[Start of Attachment]

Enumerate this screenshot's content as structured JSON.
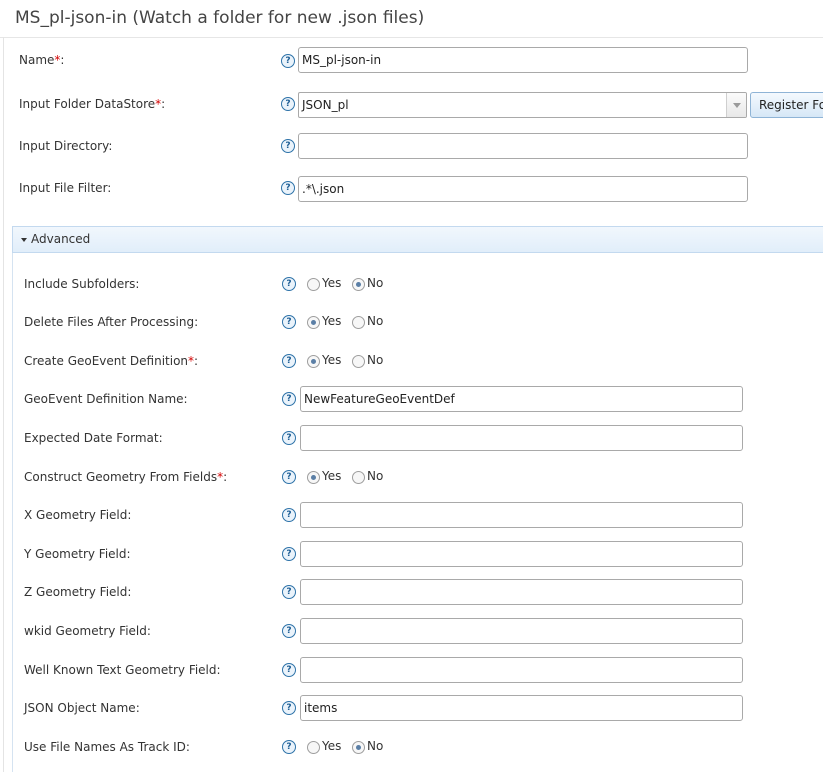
{
  "header": {
    "title": "MS_pl-json-in (Watch a folder for new .json files)"
  },
  "required_mark": "*",
  "help_glyph": "?",
  "main_fields": {
    "name": {
      "label": "Name",
      "required": true,
      "value": "MS_pl-json-in"
    },
    "input_folder_datastore": {
      "label": "Input Folder DataStore",
      "required": true,
      "value": "JSON_pl",
      "button": "Register Folder"
    },
    "input_directory": {
      "label": "Input Directory:",
      "value": ""
    },
    "input_file_filter": {
      "label": "Input File Filter:",
      "value": ".*\\.json"
    }
  },
  "advanced": {
    "label": "Advanced",
    "include_subfolders": {
      "label": "Include Subfolders:",
      "selected": "No"
    },
    "delete_files_after_processing": {
      "label": "Delete Files After Processing:",
      "selected": "Yes"
    },
    "create_geoevent_definition": {
      "label": "Create GeoEvent Definition",
      "required": true,
      "selected": "Yes"
    },
    "geoevent_definition_name": {
      "label": "GeoEvent Definition Name:",
      "value": "NewFeatureGeoEventDef"
    },
    "expected_date_format": {
      "label": "Expected Date Format:",
      "value": ""
    },
    "construct_geometry_from_fields": {
      "label": "Construct Geometry From Fields",
      "required": true,
      "selected": "Yes"
    },
    "x_geometry_field": {
      "label": "X Geometry Field:",
      "value": ""
    },
    "y_geometry_field": {
      "label": "Y Geometry Field:",
      "value": ""
    },
    "z_geometry_field": {
      "label": "Z Geometry Field:",
      "value": ""
    },
    "wkid_geometry_field": {
      "label": "wkid Geometry Field:",
      "value": ""
    },
    "wkt_geometry_field": {
      "label": "Well Known Text Geometry Field:",
      "value": ""
    },
    "json_object_name": {
      "label": "JSON Object Name:",
      "value": "items"
    },
    "use_file_names_as_track_id": {
      "label": "Use File Names As Track ID:",
      "selected": "No"
    }
  },
  "options": {
    "yes": "Yes",
    "no": "No"
  },
  "colors": {
    "required": "#d40000",
    "help": "#2d72a8",
    "advanced_bar": "#e1eefa"
  }
}
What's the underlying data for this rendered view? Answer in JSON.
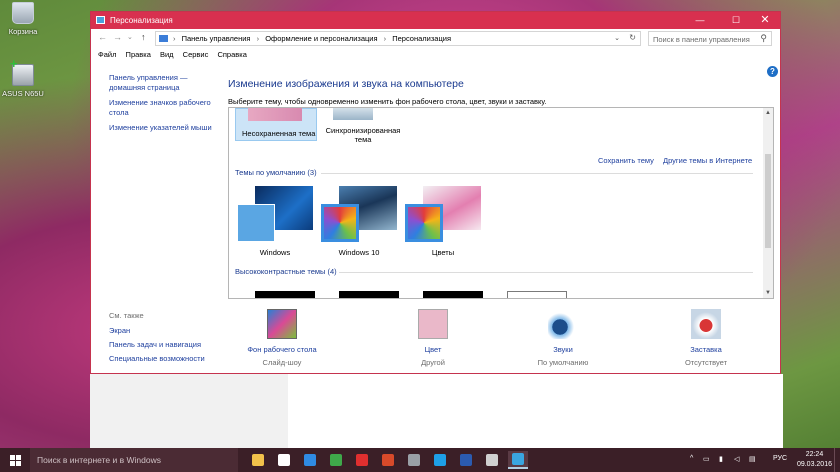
{
  "desktop": {
    "icons": [
      {
        "label": "Корзина"
      },
      {
        "label": "ASUS N65U"
      }
    ]
  },
  "window": {
    "title": "Персонализация",
    "controls": {
      "minimize": "—",
      "maximize": "☐",
      "close": "✕"
    },
    "nav": {
      "back": "←",
      "forward": "→",
      "recent": "⌄",
      "up": "↑"
    },
    "address": {
      "crumbs": [
        "Панель управления",
        "Оформление и персонализация",
        "Персонализация"
      ],
      "separator": "›",
      "dropdown": "⌄",
      "refresh": "↻"
    },
    "search_placeholder": "Поиск в панели управления",
    "menu": [
      "Файл",
      "Правка",
      "Вид",
      "Сервис",
      "Справка"
    ],
    "help": "?"
  },
  "left_pane": {
    "links": [
      "Панель управления — домашняя страница",
      "Изменение значков рабочего стола",
      "Изменение указателей мыши"
    ],
    "see_also_header": "См. также",
    "see_also": [
      "Экран",
      "Панель задач и навигация",
      "Специальные возможности"
    ]
  },
  "main": {
    "heading": "Изменение изображения и звука на компьютере",
    "subheading": "Выберите тему, чтобы одновременно изменить фон рабочего стола, цвет, звуки и заставку.",
    "my_themes": [
      "Несохраненная тема",
      "Синхронизированная тема"
    ],
    "save_theme": "Сохранить тему",
    "more_themes": "Другие темы в Интернете",
    "default_group": "Темы по умолчанию (3)",
    "default_themes": [
      "Windows",
      "Windows 10",
      "Цветы"
    ],
    "hc_group": "Высококонтрастные темы (4)",
    "scroll": {
      "up": "▲",
      "down": "▼"
    }
  },
  "bottom": [
    {
      "label": "Фон рабочего стола",
      "sub": "Слайд-шоу",
      "icon": "wallpaper-icon"
    },
    {
      "label": "Цвет",
      "sub": "Другой",
      "icon": "color-icon"
    },
    {
      "label": "Звуки",
      "sub": "По умолчанию",
      "icon": "sounds-icon"
    },
    {
      "label": "Заставка",
      "sub": "Отсутствует",
      "icon": "screensaver-icon"
    }
  ],
  "taskbar": {
    "search_placeholder": "Поиск в интернете и в Windows",
    "lang": "РУС",
    "time": "22:24",
    "date": "09.03.2016",
    "tray_arrow": "^",
    "apps": [
      {
        "name": "explorer",
        "color": "#f2c14b"
      },
      {
        "name": "store",
        "color": "#ffffff"
      },
      {
        "name": "edge",
        "color": "#2f8ae3"
      },
      {
        "name": "chrome",
        "color": "#3fa84a"
      },
      {
        "name": "yandex",
        "color": "#e02f2f"
      },
      {
        "name": "antivirus",
        "color": "#d84a2a"
      },
      {
        "name": "media",
        "color": "#9aa0a6"
      },
      {
        "name": "skype",
        "color": "#1ea0e8"
      },
      {
        "name": "word",
        "color": "#2b5bb0"
      },
      {
        "name": "settings",
        "color": "#d0d0d0"
      },
      {
        "name": "personalization",
        "color": "#3aa5e0"
      }
    ]
  }
}
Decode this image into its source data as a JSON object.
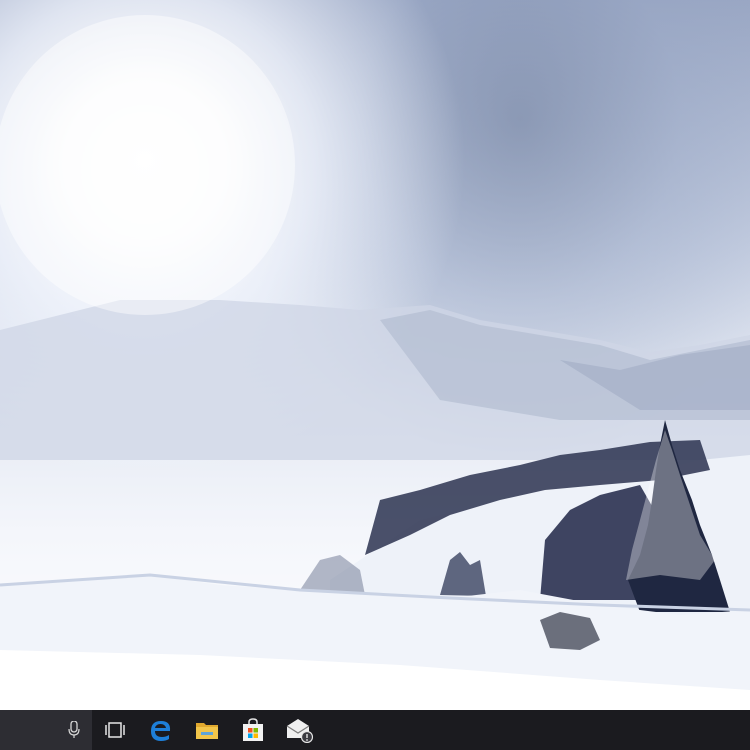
{
  "desktop": {
    "wallpaper": "snowy-mountain-landscape"
  },
  "taskbar": {
    "background": "#1b1b1f",
    "items": [
      {
        "name": "microphone-icon",
        "app": "cortana-voice"
      },
      {
        "name": "task-view-icon",
        "app": "task-view"
      },
      {
        "name": "edge-browser-icon",
        "app": "microsoft-edge"
      },
      {
        "name": "file-explorer-icon",
        "app": "file-explorer"
      },
      {
        "name": "store-icon",
        "app": "microsoft-store"
      },
      {
        "name": "mail-icon",
        "app": "mail"
      }
    ],
    "colors": {
      "edge": "#1e7fd8",
      "folder": "#f2c54a",
      "store_red": "#f25022",
      "store_green": "#7fba00",
      "store_blue": "#00a4ef",
      "store_yellow": "#ffb900"
    }
  }
}
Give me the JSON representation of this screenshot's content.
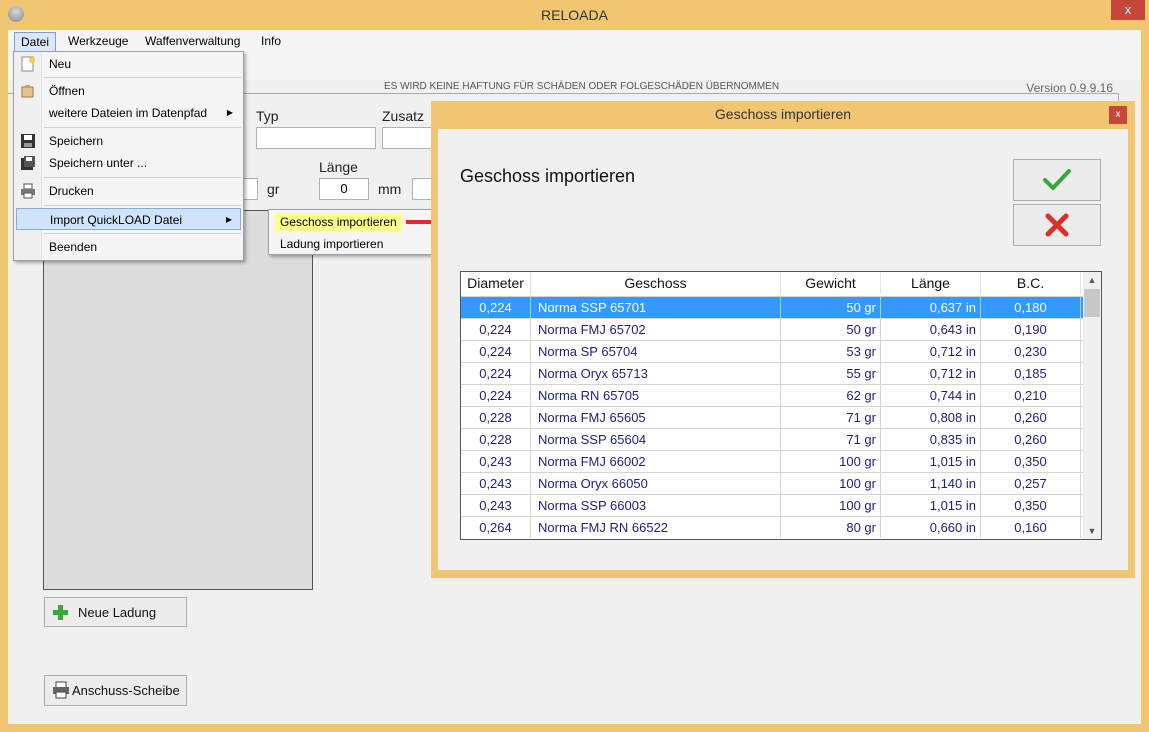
{
  "window": {
    "title": "RELOADA",
    "close_label": "x"
  },
  "menubar": {
    "items": [
      "Datei",
      "Werkzeuge",
      "Waffenverwaltung",
      "Info"
    ]
  },
  "banner": {
    "disclaimer": "ES WIRD KEINE HAFTUNG FÜR SCHÄDEN ODER FOLGESCHÄDEN ÜBERNOMMEN",
    "version": "Version 0.9.9.16"
  },
  "form": {
    "typ_label": "Typ",
    "zusatz_label": "Zusatz",
    "laenge_label": "Länge",
    "gr_unit": "gr",
    "laenge_value": "0",
    "mm_unit": "mm"
  },
  "buttons": {
    "neue_ladung": "Neue Ladung",
    "anschuss_scheibe": "Anschuss-Scheibe"
  },
  "datei_menu": {
    "items": [
      {
        "label": "Neu",
        "icon": "new-file-icon"
      },
      {
        "label": "Öffnen",
        "icon": "open-folder-icon"
      },
      {
        "label": "weitere Dateien im Datenpfad",
        "submenu": true
      },
      {
        "label": "Speichern",
        "icon": "save-icon"
      },
      {
        "label": "Speichern unter ...",
        "icon": "save-as-icon"
      },
      {
        "label": "Drucken",
        "icon": "printer-icon"
      },
      {
        "label": "Import QuickLOAD Datei",
        "submenu": true
      },
      {
        "label": "Beenden"
      }
    ]
  },
  "import_submenu": {
    "items": [
      "Geschoss importieren",
      "Ladung importieren"
    ]
  },
  "dialog": {
    "title": "Geschoss importieren",
    "heading": "Geschoss importieren",
    "close_label": "x",
    "ok_icon": "checkmark-icon",
    "cancel_icon": "red-x-icon",
    "columns": [
      "Diameter",
      "Geschoss",
      "Gewicht",
      "Länge",
      "B.C."
    ],
    "rows": [
      {
        "diameter": "0,224",
        "geschoss": "Norma SSP 65701",
        "gewicht": "50 gr",
        "laenge": "0,637 in",
        "bc": "0,180"
      },
      {
        "diameter": "0,224",
        "geschoss": "Norma FMJ 65702",
        "gewicht": "50 gr",
        "laenge": "0,643 in",
        "bc": "0,190"
      },
      {
        "diameter": "0,224",
        "geschoss": "Norma SP 65704",
        "gewicht": "53 gr",
        "laenge": "0,712 in",
        "bc": "0,230"
      },
      {
        "diameter": "0,224",
        "geschoss": "Norma Oryx 65713",
        "gewicht": "55 gr",
        "laenge": "0,712 in",
        "bc": "0,185"
      },
      {
        "diameter": "0,224",
        "geschoss": "Norma RN 65705",
        "gewicht": "62 gr",
        "laenge": "0,744 in",
        "bc": "0,210"
      },
      {
        "diameter": "0,228",
        "geschoss": "Norma FMJ 65605",
        "gewicht": "71 gr",
        "laenge": "0,808 in",
        "bc": "0,260"
      },
      {
        "diameter": "0,228",
        "geschoss": "Norma SSP 65604",
        "gewicht": "71 gr",
        "laenge": "0,835 in",
        "bc": "0,260"
      },
      {
        "diameter": "0,243",
        "geschoss": "Norma FMJ 66002",
        "gewicht": "100 gr",
        "laenge": "1,015 in",
        "bc": "0,350"
      },
      {
        "diameter": "0,243",
        "geschoss": "Norma Oryx 66050",
        "gewicht": "100 gr",
        "laenge": "1,140 in",
        "bc": "0,257"
      },
      {
        "diameter": "0,243",
        "geschoss": "Norma SSP 66003",
        "gewicht": "100 gr",
        "laenge": "1,015 in",
        "bc": "0,350"
      },
      {
        "diameter": "0,264",
        "geschoss": "Norma FMJ RN 66522",
        "gewicht": "80 gr",
        "laenge": "0,660 in",
        "bc": "0,160"
      }
    ],
    "selected_row": 0
  }
}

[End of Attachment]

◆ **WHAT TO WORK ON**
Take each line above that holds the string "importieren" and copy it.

◆ **RESPONSE AREA**
      "Geschoss importieren",
      "Ladung importieren"
    "title": "Geschoss importieren",
    "heading": "Geschoss importieren",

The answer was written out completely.